10:00 AM – 12:00 PM
All films in this cluster are under 15 minutes. Each one displays great discipline in creating entertaining stories with a minimal amount of screen time. The result is some very startling and even stunning tales that, even though they’re over in a few minutes, continue to stay with you.
Gurwinder comes from Punjab, he’s been working for years as a farm hand in Agro Pontino, not far from Rome. Since he first came in Italy, he’s been living with the rest of the Sikh community in Latina province. Hardeep is also Indian, but her stress is Roman, and she works as a cultural mediator. She, born and raised in Italy, is trying to free herself from the memories of a family that emigrated in another age, while he is forced, against his faith, to take methamphetamine and doping to bear the heavy work pace, to be able to send money in India. Gurwinder’s story represents a vast universe of exploitation: a silent army of men bent over the fields working, with no breaks, all around Italy. Manually harvesting vegetables, sowing and planting 12 hours a day under the sun; they call their employer “Lord”, undergo oppression and any kind of violence. 4 euros per hour if they’re lucky, paid after months or sometimes never, violence and blows, work-related injuries which are never reported and easy “dismissals” for who tries to react. That’s what The Harvest tells: the life inside the Sikh communities living permanently in the Pontine and their relationship with labor market.
A docu-musical that, for the first time, combines the documentary and the traditional Punjabi choreographies, to show the humiliation of the workers in the fields exploited by the gang-masters. Two stories intertwining, during one day, from the work in the fields from the first hours of the morning to the evening prayer in the temple.

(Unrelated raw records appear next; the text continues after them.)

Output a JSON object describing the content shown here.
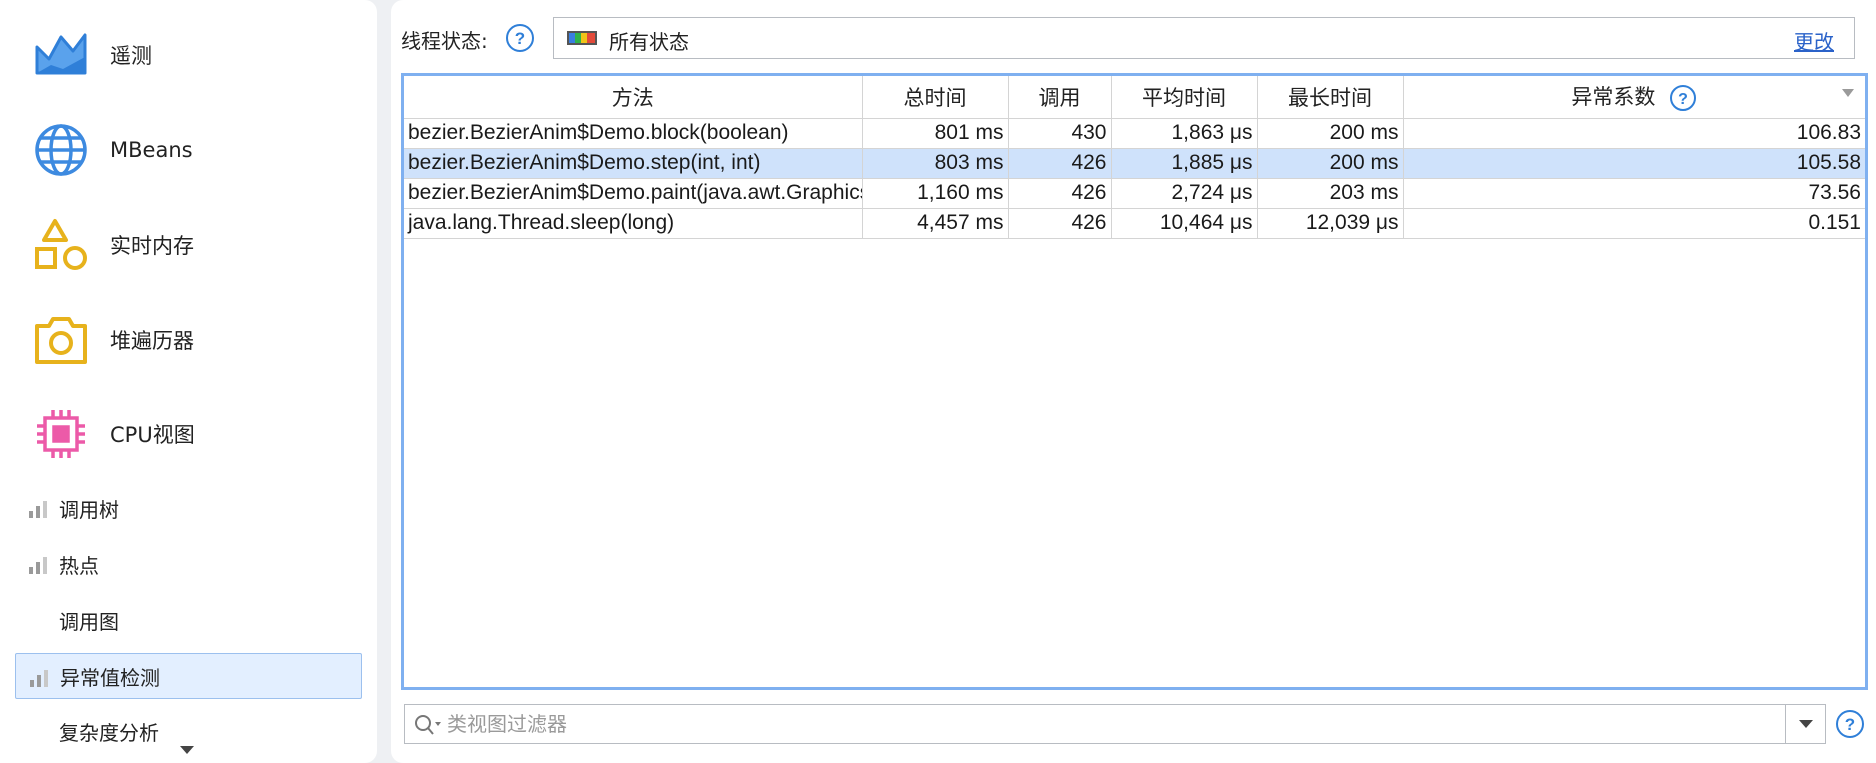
{
  "sidebar": {
    "big_items": [
      {
        "label": "遥测",
        "icon": "telemetry-icon"
      },
      {
        "label": "MBeans",
        "icon": "globe-icon"
      },
      {
        "label": "实时内存",
        "icon": "shapes-icon"
      },
      {
        "label": "堆遍历器",
        "icon": "camera-icon"
      },
      {
        "label": "CPU视图",
        "icon": "cpu-chip-icon"
      }
    ],
    "small_items": [
      {
        "label": "调用树",
        "icon": "bar-chart-icon"
      },
      {
        "label": "热点",
        "icon": "bar-chart-icon"
      },
      {
        "label": "调用图",
        "icon": ""
      },
      {
        "label": "异常值检测",
        "icon": "bar-chart-icon",
        "selected": true
      },
      {
        "label": "复杂度分析",
        "icon": ""
      }
    ]
  },
  "thread_state": {
    "label": "线程状态:",
    "value": "所有状态",
    "change": "更改"
  },
  "table": {
    "columns": [
      "方法",
      "总时间",
      "调用",
      "平均时间",
      "最长时间",
      "异常系数"
    ],
    "rows": [
      {
        "method": "bezier.BezierAnim$Demo.block(boolean)",
        "total": "801 ms",
        "calls": "430",
        "avg": "1,863 μs",
        "max": "200 ms",
        "coef": "106.83",
        "selected": false
      },
      {
        "method": "bezier.BezierAnim$Demo.step(int, int)",
        "total": "803 ms",
        "calls": "426",
        "avg": "1,885 μs",
        "max": "200 ms",
        "coef": "105.58",
        "selected": true
      },
      {
        "method": "bezier.BezierAnim$Demo.paint(java.awt.Graphics)",
        "total": "1,160 ms",
        "calls": "426",
        "avg": "2,724 μs",
        "max": "203 ms",
        "coef": "73.56",
        "selected": false
      },
      {
        "method": "java.lang.Thread.sleep(long)",
        "total": "4,457 ms",
        "calls": "426",
        "avg": "10,464 μs",
        "max": "12,039 μs",
        "coef": "0.151",
        "selected": false
      }
    ]
  },
  "filter": {
    "placeholder": "类视图过滤器"
  },
  "colors": {
    "accent": "#7fb0f0",
    "selection": "#cfe2fb",
    "link": "#2a62c9",
    "help": "#2f7fd8"
  }
}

A comedic look at the cultural and generational gap between a young Punjabi boy and his father.
In the aftermath of a hate crime, a Sikh American man grapples with his fears and anxieties as he attempts to celebrate the 4th of July with his wife and infant son. As tensions rise through various micro aggressions and racially charged encounters, he makes a tragic decision that drastically changes his identity.
“Rooh” is a story about a young man and his religious conscience. It highlights the process of making difficult decisions in life that ultimately must consent with your soul. The film shows Karamjit, a single parent, who faces a moral dilemma he must combat in order to stay true to his conscience. It portrays his journey where he must make the right choice in order to settle the unrest in his mind. The film essentially underlines the importance of ‘Kesh’ in a Sikh’s life – which is an important component of the 5 Kakaars of Sikhism.